Dataset rows for apps and sites

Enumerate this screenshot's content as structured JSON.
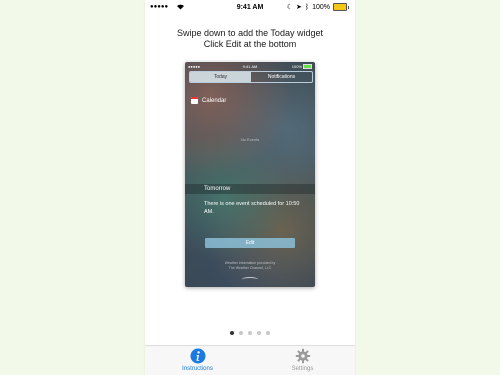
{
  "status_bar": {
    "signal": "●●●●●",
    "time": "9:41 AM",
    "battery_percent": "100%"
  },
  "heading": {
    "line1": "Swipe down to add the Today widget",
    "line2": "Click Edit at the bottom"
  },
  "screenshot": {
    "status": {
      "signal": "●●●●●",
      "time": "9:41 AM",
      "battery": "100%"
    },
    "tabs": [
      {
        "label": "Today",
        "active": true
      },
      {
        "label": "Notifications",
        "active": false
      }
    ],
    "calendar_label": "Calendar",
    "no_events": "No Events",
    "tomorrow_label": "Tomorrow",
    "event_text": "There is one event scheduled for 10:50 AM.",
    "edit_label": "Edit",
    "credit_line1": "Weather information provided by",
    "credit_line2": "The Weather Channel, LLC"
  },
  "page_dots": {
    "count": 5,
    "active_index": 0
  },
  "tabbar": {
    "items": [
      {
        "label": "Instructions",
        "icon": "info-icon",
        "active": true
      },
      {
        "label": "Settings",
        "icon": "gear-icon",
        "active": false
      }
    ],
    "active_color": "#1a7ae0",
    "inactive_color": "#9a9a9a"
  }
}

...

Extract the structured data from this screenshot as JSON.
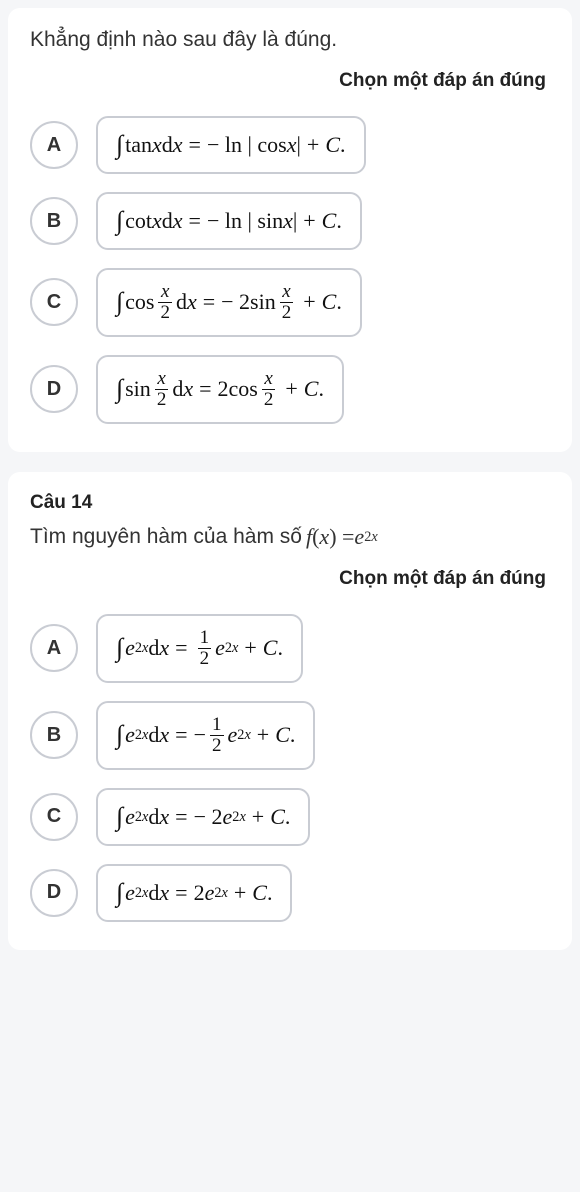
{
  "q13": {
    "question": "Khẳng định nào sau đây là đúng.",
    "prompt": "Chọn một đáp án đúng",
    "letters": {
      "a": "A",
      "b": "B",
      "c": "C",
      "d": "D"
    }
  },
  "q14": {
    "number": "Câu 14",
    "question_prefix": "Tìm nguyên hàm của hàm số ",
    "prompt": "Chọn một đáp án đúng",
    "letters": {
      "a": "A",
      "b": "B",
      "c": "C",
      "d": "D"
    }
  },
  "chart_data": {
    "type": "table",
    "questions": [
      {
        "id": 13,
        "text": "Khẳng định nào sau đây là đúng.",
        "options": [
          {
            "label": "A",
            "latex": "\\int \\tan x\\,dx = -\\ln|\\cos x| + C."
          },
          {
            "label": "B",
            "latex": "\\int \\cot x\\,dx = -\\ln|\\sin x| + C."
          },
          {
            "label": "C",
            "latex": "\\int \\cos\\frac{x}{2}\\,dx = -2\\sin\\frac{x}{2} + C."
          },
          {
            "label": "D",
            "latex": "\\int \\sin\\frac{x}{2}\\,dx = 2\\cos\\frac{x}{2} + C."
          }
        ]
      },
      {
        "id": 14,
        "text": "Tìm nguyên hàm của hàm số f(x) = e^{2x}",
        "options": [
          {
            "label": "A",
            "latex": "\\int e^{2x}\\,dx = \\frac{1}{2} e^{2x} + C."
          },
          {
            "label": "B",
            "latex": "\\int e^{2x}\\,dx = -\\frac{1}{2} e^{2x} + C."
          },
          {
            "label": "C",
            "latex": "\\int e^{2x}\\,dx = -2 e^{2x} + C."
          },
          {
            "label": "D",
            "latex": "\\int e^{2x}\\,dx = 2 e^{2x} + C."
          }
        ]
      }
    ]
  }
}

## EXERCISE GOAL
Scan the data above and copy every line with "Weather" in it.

## RESULT OF THIS EXERCISE
    "credit_line1": "Weather information provided by",
    "credit_line2": "The Weather Channel, LLC"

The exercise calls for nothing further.